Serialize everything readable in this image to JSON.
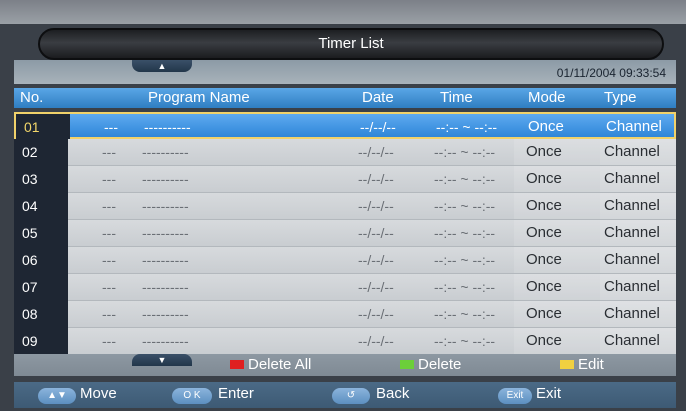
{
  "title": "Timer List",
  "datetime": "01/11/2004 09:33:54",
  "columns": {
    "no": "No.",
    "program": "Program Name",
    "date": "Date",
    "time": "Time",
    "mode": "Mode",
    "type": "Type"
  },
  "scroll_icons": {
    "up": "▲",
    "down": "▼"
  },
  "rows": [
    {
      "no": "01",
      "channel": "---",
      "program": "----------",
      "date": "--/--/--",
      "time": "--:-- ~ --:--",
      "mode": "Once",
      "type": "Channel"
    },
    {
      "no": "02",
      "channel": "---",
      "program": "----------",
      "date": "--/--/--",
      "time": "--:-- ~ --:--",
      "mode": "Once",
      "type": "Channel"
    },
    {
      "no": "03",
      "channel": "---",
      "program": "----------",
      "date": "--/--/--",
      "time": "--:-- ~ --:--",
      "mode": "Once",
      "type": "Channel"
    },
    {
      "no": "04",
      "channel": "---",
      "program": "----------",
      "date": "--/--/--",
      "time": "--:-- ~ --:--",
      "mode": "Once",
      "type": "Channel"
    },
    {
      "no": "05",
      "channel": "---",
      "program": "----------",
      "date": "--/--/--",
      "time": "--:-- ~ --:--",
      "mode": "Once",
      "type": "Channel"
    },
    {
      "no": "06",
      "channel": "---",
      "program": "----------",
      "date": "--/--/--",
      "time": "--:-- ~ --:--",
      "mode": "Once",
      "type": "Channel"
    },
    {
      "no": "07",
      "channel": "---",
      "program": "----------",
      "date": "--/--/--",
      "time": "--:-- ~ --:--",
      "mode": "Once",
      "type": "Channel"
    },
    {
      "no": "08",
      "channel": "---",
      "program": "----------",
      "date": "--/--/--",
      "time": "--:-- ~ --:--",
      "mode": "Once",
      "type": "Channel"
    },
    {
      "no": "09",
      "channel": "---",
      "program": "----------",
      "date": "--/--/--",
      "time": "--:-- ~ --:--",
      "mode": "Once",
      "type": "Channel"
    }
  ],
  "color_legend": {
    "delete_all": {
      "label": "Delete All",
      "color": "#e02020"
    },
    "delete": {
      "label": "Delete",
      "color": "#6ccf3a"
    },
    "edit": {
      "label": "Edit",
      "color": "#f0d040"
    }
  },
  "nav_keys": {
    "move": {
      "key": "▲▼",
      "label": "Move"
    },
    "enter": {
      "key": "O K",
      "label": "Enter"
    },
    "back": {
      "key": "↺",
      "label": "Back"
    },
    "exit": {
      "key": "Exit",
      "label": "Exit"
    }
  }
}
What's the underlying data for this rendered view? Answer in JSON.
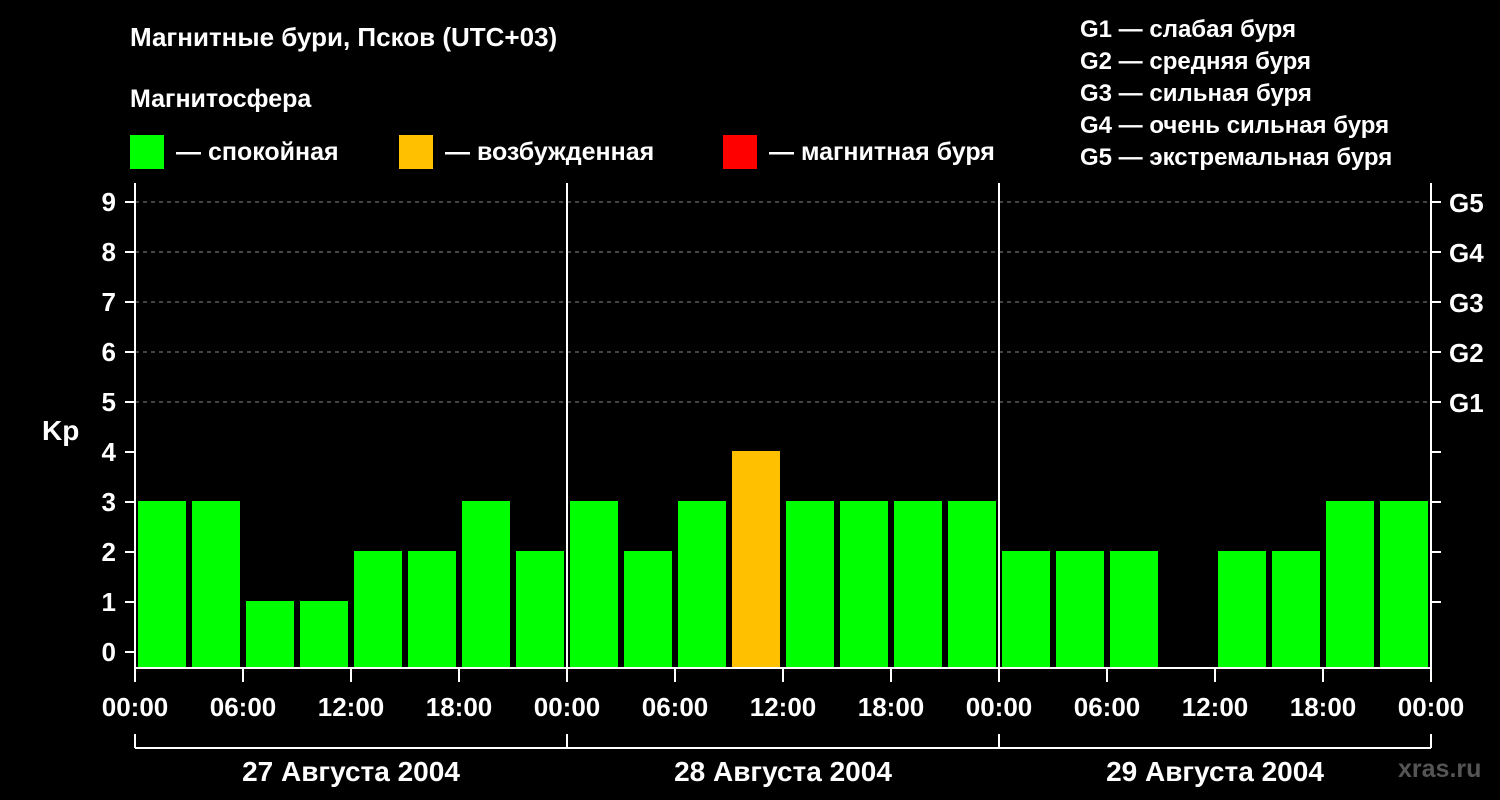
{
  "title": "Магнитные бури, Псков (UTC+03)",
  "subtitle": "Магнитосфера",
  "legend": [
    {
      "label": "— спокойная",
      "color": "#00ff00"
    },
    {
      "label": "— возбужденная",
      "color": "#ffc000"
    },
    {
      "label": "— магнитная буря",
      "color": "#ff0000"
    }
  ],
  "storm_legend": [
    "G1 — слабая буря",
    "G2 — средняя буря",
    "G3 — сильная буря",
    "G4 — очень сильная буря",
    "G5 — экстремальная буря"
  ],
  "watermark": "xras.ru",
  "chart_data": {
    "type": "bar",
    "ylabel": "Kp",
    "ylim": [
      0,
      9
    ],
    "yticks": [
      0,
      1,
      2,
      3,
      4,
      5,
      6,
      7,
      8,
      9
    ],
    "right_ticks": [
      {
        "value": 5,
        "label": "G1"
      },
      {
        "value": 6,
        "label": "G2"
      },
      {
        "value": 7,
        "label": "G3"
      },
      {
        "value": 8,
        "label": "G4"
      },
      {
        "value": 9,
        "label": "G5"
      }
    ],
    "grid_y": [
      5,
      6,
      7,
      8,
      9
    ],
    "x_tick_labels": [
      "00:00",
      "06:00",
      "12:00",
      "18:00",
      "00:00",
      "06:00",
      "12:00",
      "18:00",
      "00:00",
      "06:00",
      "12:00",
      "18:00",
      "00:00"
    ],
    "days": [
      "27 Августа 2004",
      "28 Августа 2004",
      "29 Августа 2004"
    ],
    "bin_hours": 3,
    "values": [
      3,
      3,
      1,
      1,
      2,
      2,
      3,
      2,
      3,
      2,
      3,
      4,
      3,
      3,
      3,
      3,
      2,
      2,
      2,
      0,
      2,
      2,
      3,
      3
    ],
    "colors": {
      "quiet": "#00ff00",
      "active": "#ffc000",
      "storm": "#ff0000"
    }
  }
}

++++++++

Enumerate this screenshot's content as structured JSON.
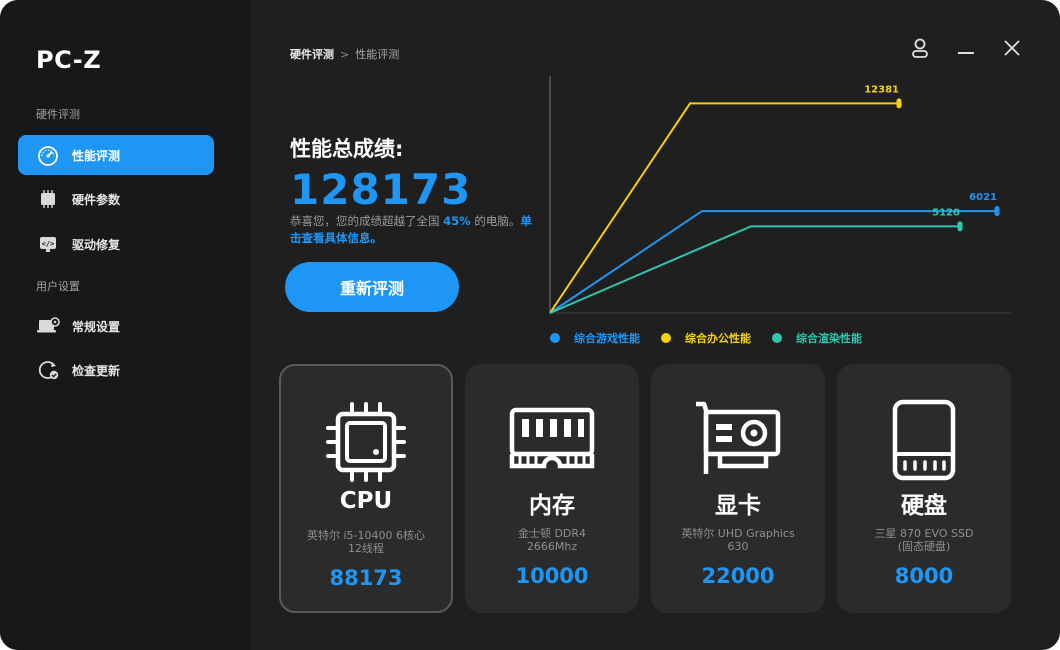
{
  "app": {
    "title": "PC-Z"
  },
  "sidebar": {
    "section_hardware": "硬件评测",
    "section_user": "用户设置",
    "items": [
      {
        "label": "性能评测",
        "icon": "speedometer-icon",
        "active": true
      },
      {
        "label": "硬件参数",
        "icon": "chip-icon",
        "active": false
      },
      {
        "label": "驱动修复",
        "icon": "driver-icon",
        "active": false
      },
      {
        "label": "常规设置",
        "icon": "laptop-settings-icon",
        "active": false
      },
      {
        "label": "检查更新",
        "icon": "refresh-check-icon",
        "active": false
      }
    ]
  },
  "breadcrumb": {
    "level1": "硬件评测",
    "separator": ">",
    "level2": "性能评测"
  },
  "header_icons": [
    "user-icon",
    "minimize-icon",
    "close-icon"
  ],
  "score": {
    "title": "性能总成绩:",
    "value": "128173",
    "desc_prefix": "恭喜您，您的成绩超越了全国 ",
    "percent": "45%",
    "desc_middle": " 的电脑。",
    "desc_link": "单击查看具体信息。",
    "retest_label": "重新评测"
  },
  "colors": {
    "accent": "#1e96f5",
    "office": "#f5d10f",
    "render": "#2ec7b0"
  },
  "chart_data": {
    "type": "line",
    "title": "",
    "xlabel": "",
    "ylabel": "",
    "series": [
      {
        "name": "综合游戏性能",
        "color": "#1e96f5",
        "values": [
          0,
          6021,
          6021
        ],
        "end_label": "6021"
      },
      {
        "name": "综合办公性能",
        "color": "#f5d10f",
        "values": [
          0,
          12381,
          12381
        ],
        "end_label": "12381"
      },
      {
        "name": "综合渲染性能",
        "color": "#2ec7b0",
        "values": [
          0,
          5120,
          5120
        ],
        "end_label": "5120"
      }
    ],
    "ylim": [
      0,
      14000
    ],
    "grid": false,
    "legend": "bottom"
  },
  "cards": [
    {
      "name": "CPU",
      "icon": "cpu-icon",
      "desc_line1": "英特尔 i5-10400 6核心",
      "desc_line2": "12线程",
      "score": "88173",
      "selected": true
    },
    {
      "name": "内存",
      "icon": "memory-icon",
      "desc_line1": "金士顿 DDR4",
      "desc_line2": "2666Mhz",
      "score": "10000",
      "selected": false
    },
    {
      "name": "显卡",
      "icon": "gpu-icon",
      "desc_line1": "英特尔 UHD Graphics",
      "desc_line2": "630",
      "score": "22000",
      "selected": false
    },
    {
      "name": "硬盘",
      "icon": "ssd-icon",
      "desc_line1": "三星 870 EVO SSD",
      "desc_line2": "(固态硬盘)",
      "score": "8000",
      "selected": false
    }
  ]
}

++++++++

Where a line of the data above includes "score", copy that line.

WRITTEN REPLY:
  "score": {
      "score": "88173",
      "score": "10000",
      "score": "22000",
      "score": "8000",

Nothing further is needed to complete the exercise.